For me, the Ice Bucket Challenge made me reconsider my commitment to alleviating the suffering of others. Especially when I considered my reaction in comparison to Chicho's, the level of my unconsidered privilege shocked me. Water scarcity is a worldwide problem—that I haven't had to face this trial puts me in a very small minority. India, for example, has twenty per cent of the world's population but only five per cent of its potable water. Isn't that astounding? Looking at the Ice Bucket Challenge from this vantage makes it seem terribly cavalier and oblivious of the world beyond our own borders.

So even though there has been some backlash to the Ice Bucket Challenge, I still haven't seen anyone address what, to me, is the fundamental question—in a world where so many people don't have access to fresh water, what kind of message does our wastefulness send to them?

I'm going to try to be more aware. It's hard, though, isn't it? To be concerned with every problem and every tragedy in the world. So many of us want to be aware and involved, but I think there is a coping mechanism that makes us focus on our own lives, because we can't fix everyone's suffering, and we can't take on the world's pain. It's too much—and not only can we not do it, I don't think we need to try. I do, however, think we can put forth more conscious effort to see outside our own world, and rethink some of our assumptions. (I was going to put in a plug for the benefit of learning second languages, but I'll save that for later.)

After pondering all of this and wondering what I can do, here's my resolution:

– I will develop habits that limit my own water usage. I will not keep the water running continually when I shower, wash my hands, or wash the dishes. I don't need it running while lathering, right?

– I will try to resist the collective cycle of outrage and forgetfulness. What happened to the Nigerian girls? I can continue to care about them after the media has moved on. I don't have a very expansive influence, but I will do what I can to speak up for those who aren't being heard.

– I will seek God's help. I will pray.

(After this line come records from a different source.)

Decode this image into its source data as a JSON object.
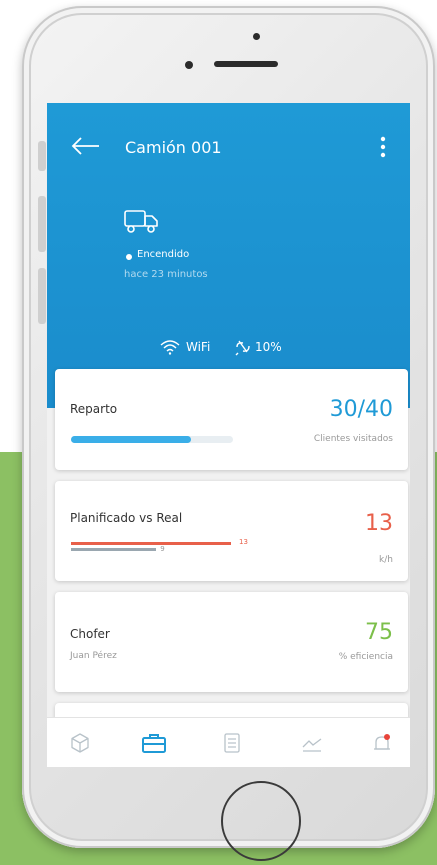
{
  "header": {
    "title": "Camión 001",
    "status": "Encendido",
    "status_time": "hace 23 minutos",
    "wifi_label": "WiFi",
    "battery_label": "10%"
  },
  "cards": {
    "reparto": {
      "label": "Reparto",
      "value": "30/40",
      "sub": "Clientes visitados",
      "progress": 0.74
    },
    "planificado": {
      "label": "Planificado vs Real",
      "value": "13",
      "sub": "k/h",
      "planned": 13,
      "planned_label": "13",
      "real": 9,
      "real_label": "9"
    },
    "chofer": {
      "label": "Chofer",
      "name": "Juan Pérez",
      "value": "75",
      "sub": "% eficiencia"
    }
  },
  "tabs": [
    "box-icon",
    "briefcase-icon",
    "document-icon",
    "chart-icon",
    "bell-icon"
  ],
  "colors": {
    "header_blue": "#1f9ad6",
    "value_blue": "#1f9ad6",
    "value_red": "#e8604a",
    "value_green": "#7cbf4a",
    "background_green": "#8cc063"
  }
}
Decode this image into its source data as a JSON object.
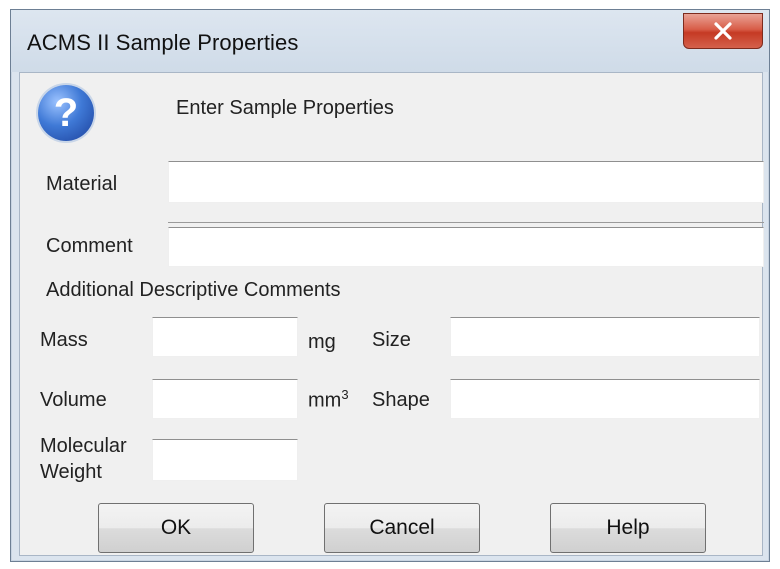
{
  "window": {
    "title": "ACMS II Sample Properties"
  },
  "header": {
    "text": "Enter Sample Properties",
    "icon": "question-icon",
    "icon_glyph": "?"
  },
  "form": {
    "material_label": "Material",
    "material_value": "",
    "comment_label": "Comment",
    "comment_value": "",
    "additional_label": "Additional Descriptive Comments",
    "mass_label": "Mass",
    "mass_value": "",
    "mass_unit": "mg",
    "size_label": "Size",
    "size_value": "",
    "volume_label": "Volume",
    "volume_value": "",
    "volume_unit_base": "mm",
    "volume_unit_sup": "3",
    "shape_label": "Shape",
    "shape_value": "",
    "mw_label_line1": "Molecular",
    "mw_label_line2": "Weight",
    "mw_value": ""
  },
  "buttons": {
    "ok": "OK",
    "cancel": "Cancel",
    "help": "Help"
  },
  "colors": {
    "close_button": "#c53a24",
    "help_icon": "#3f79d6"
  }
}
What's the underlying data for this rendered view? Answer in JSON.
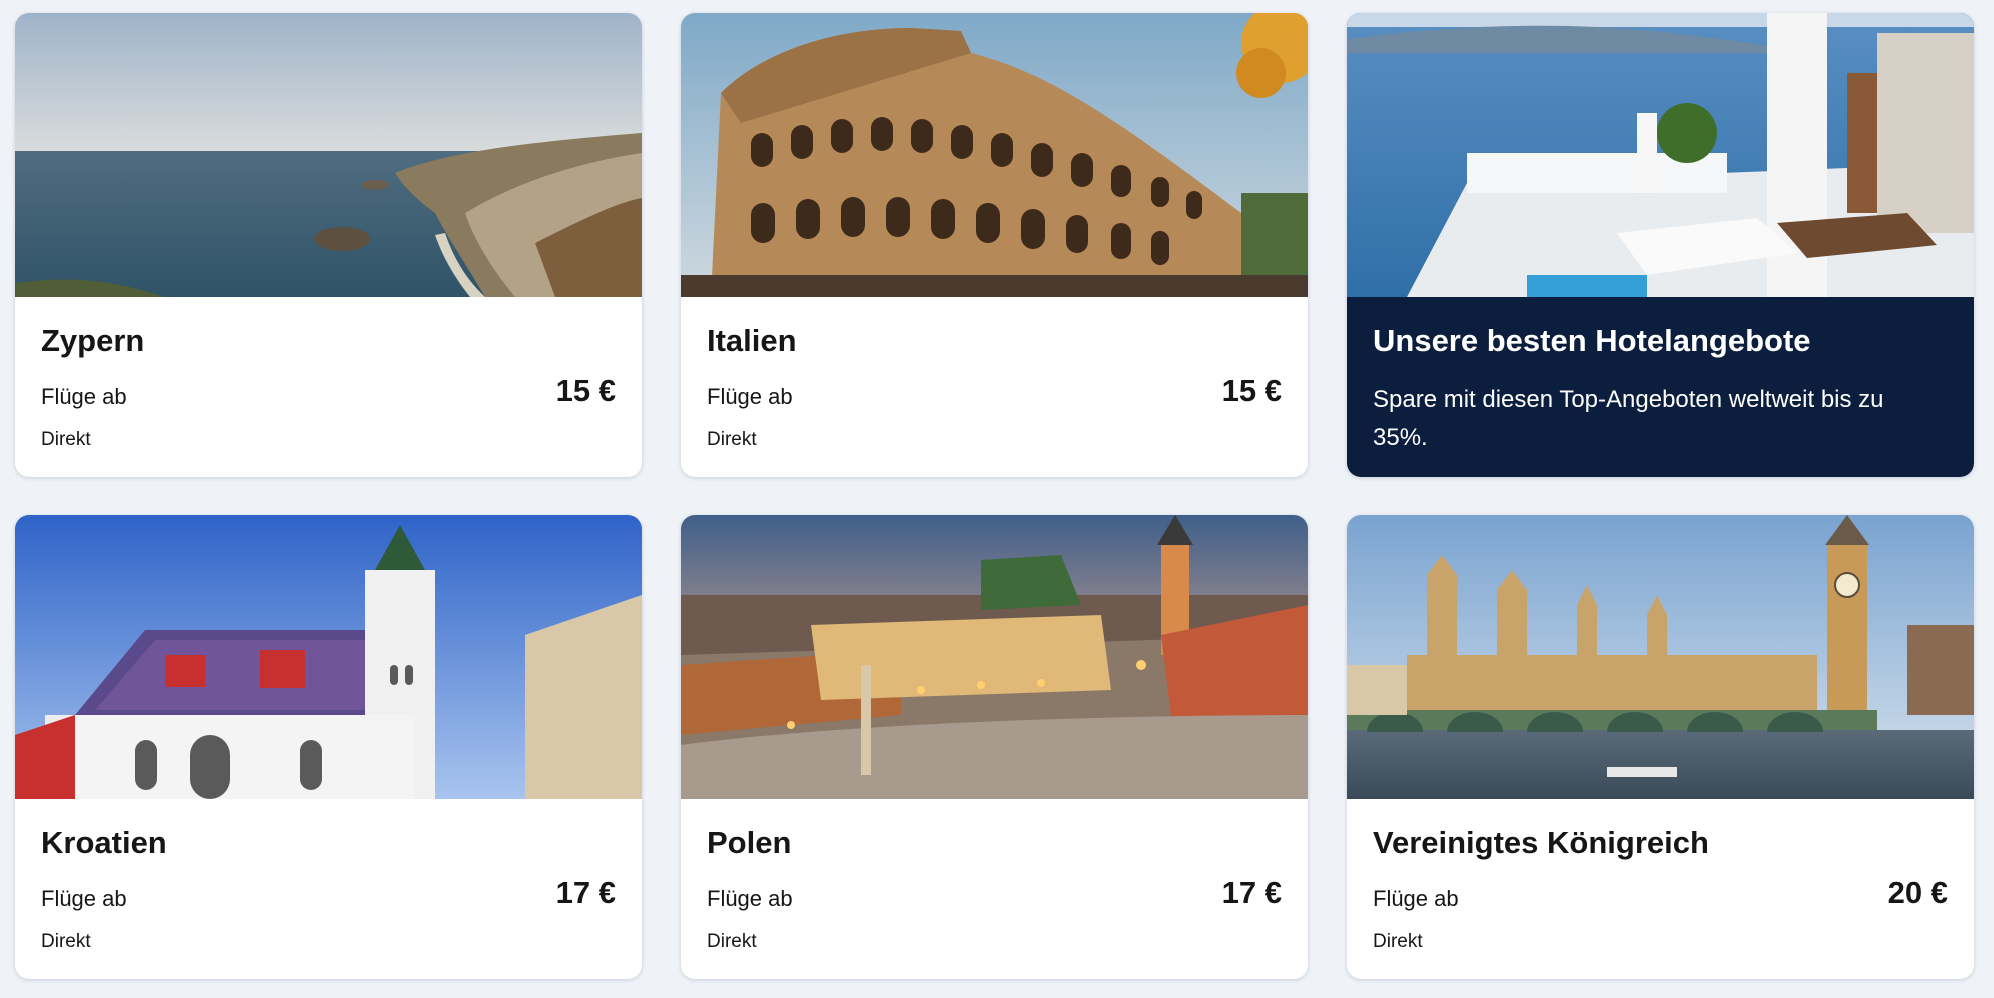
{
  "colors": {
    "page_background": "#eff3f8",
    "card_background": "#ffffff",
    "promo_background": "#0b1e3d",
    "text": "#161616"
  },
  "cards": [
    {
      "title": "Zypern",
      "from_label": "Flüge ab",
      "price": "15 €",
      "direct": "Direkt"
    },
    {
      "title": "Italien",
      "from_label": "Flüge ab",
      "price": "15 €",
      "direct": "Direkt"
    },
    {
      "title": "Unsere besten Hotelangebote",
      "text": "Spare mit diesen Top-Angeboten weltweit bis zu 35%."
    },
    {
      "title": "Kroatien",
      "from_label": "Flüge ab",
      "price": "17 €",
      "direct": "Direkt"
    },
    {
      "title": "Polen",
      "from_label": "Flüge ab",
      "price": "17 €",
      "direct": "Direkt"
    },
    {
      "title": "Vereinigtes Königreich",
      "from_label": "Flüge ab",
      "price": "20 €",
      "direct": "Direkt"
    }
  ]
}
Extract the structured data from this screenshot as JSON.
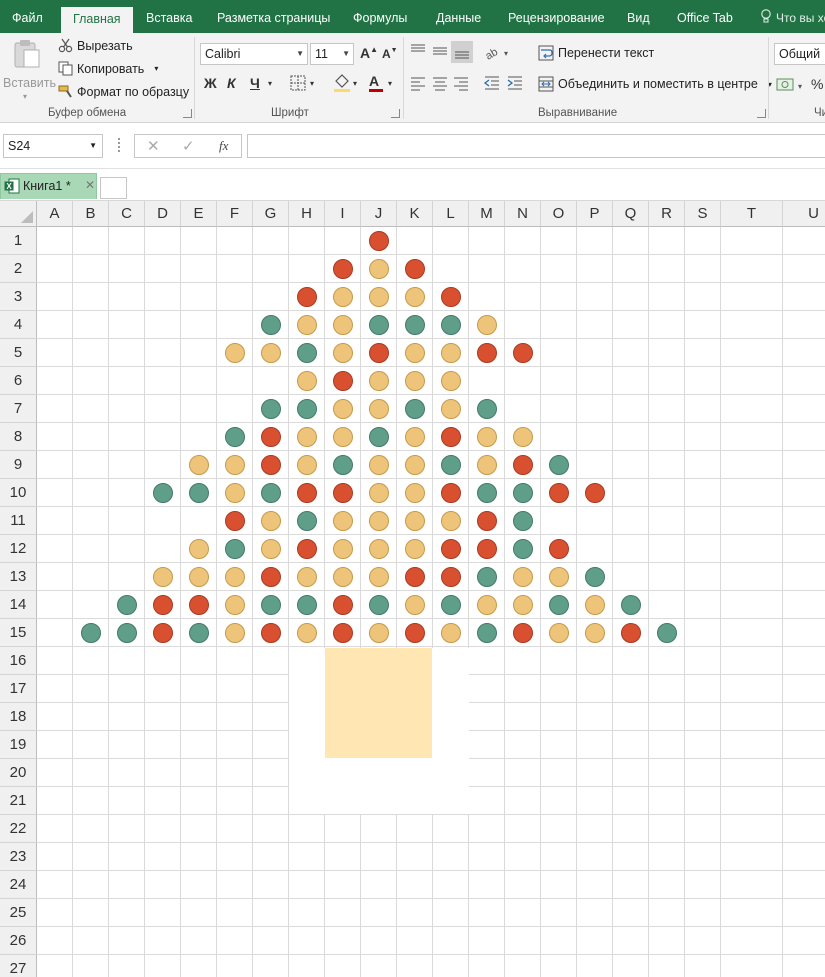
{
  "menu": {
    "tabs": [
      "Файл",
      "Главная",
      "Вставка",
      "Разметка страницы",
      "Формулы",
      "Данные",
      "Рецензирование",
      "Вид",
      "Office Tab"
    ],
    "active_tab": "Главная",
    "tell_me": "Что вы хо"
  },
  "ribbon": {
    "clipboard": {
      "paste": "Вставить",
      "cut": "Вырезать",
      "copy": "Копировать",
      "format_painter": "Формат по образцу",
      "label": "Буфер обмена"
    },
    "font": {
      "family": "Calibri",
      "size": "11",
      "bold": "Ж",
      "italic": "К",
      "underline": "Ч",
      "grow": "A",
      "shrink": "A",
      "color_letter": "A",
      "label": "Шрифт"
    },
    "alignment": {
      "wrap_text": "Перенести текст",
      "merge_center": "Объединить и поместить в центре",
      "label": "Выравнивание"
    },
    "number": {
      "format": "Общий",
      "percent": "%",
      "label": "Чи"
    }
  },
  "formula_bar": {
    "name_box": "S24",
    "fx": "fx",
    "formula": ""
  },
  "workbook_tab": {
    "name": "Книга1 *",
    "close": "✕"
  },
  "sheet": {
    "columns": [
      "A",
      "B",
      "C",
      "D",
      "E",
      "F",
      "G",
      "H",
      "I",
      "J",
      "K",
      "L",
      "M",
      "N",
      "O",
      "P",
      "Q",
      "R",
      "S",
      "T",
      "U"
    ],
    "rows": [
      "1",
      "2",
      "3",
      "4",
      "5",
      "6",
      "7",
      "8",
      "9",
      "10",
      "11",
      "12",
      "13",
      "14",
      "15",
      "16",
      "17",
      "18",
      "19",
      "20",
      "21",
      "22",
      "23",
      "24",
      "25",
      "26",
      "27"
    ],
    "ball_colors": {
      "r": "#d95030",
      "y": "#edc47a",
      "g": "#5f9e88"
    },
    "trunk_color": "#ffe6b3",
    "tree_rows": [
      {
        "row": "1",
        "start": "J",
        "pattern": "r"
      },
      {
        "row": "2",
        "start": "I",
        "pattern": "ryr"
      },
      {
        "row": "3",
        "start": "H",
        "pattern": "ryyyr"
      },
      {
        "row": "4",
        "start": "G",
        "pattern": "gyygggy"
      },
      {
        "row": "5",
        "start": "F",
        "pattern": "yygyryyrr"
      },
      {
        "row": "6",
        "start": "H",
        "pattern": "yryyy"
      },
      {
        "row": "7",
        "start": "G",
        "pattern": "ggyygyg"
      },
      {
        "row": "8",
        "start": "F",
        "pattern": "gryygyryy"
      },
      {
        "row": "9",
        "start": "E",
        "pattern": "yyrygyygyrg"
      },
      {
        "row": "10",
        "start": "D",
        "pattern": "ggygrryyrggrr"
      },
      {
        "row": "11",
        "start": "F",
        "pattern": "rygyyyyrg"
      },
      {
        "row": "12",
        "start": "E",
        "pattern": "ygyryyyrrgr"
      },
      {
        "row": "13",
        "start": "D",
        "pattern": "yyyryyyrrgyyg"
      },
      {
        "row": "14",
        "start": "C",
        "pattern": "grryggrgygyygyg"
      },
      {
        "row": "15",
        "start": "B",
        "pattern": "ggrgyryryrygryyrg"
      }
    ]
  }
}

And when I pray, I will not just ask God to "bless" someone, but I will ask instead that he will show me how to help them. I will ask him to let me be a part of his blessing them. As someone who works for a non-profit, I know that we always need donations. But I am also a college student, working to put myself through school without incurring debt. So I don't have a lot to donate. But somehow I find the money to go out to eat or buy new clothes, and I don't think that's inherently bad, but I think more of that money could go to help people in need. I was thinking that I could start by taking every dollar bill that comes into my hands, and putting it in a jar. When the jar is full, I will donate the money.

– I've been meaning to ask the local food bank if I could replicate a really neat program that we have back in my home state. I will do that (when I get back to America).

Those are some things I thought of to get started. I'm an avid list-maker, and it feels kind of nice to put one of those lists on my blog. It will help me stay accountable to the goals I've set.

Life lately

Sorry I haven't been up on posting. I've been working on a couple articles, one for an online journal and another for a conference. Both related to women's issues, of course. The article for the online journal should be published soon, so I'll post a link to it.

The rest of my time this week was spent in a kayak. My arms are killing me but it was so beautiful, I have no regrets. The lake was surrounded by mountains on all sides, and no one else was there; the water was completely still.

But now I'm back in the real world. I'm sitting in a McDonalds trying to finish the conference article before I leave for Cancun in two days—ok ok, my stay in the real world won't last very long. But I'm going to Cancun to visit my potential future in-laws.

So you can still feel sorry for me, right?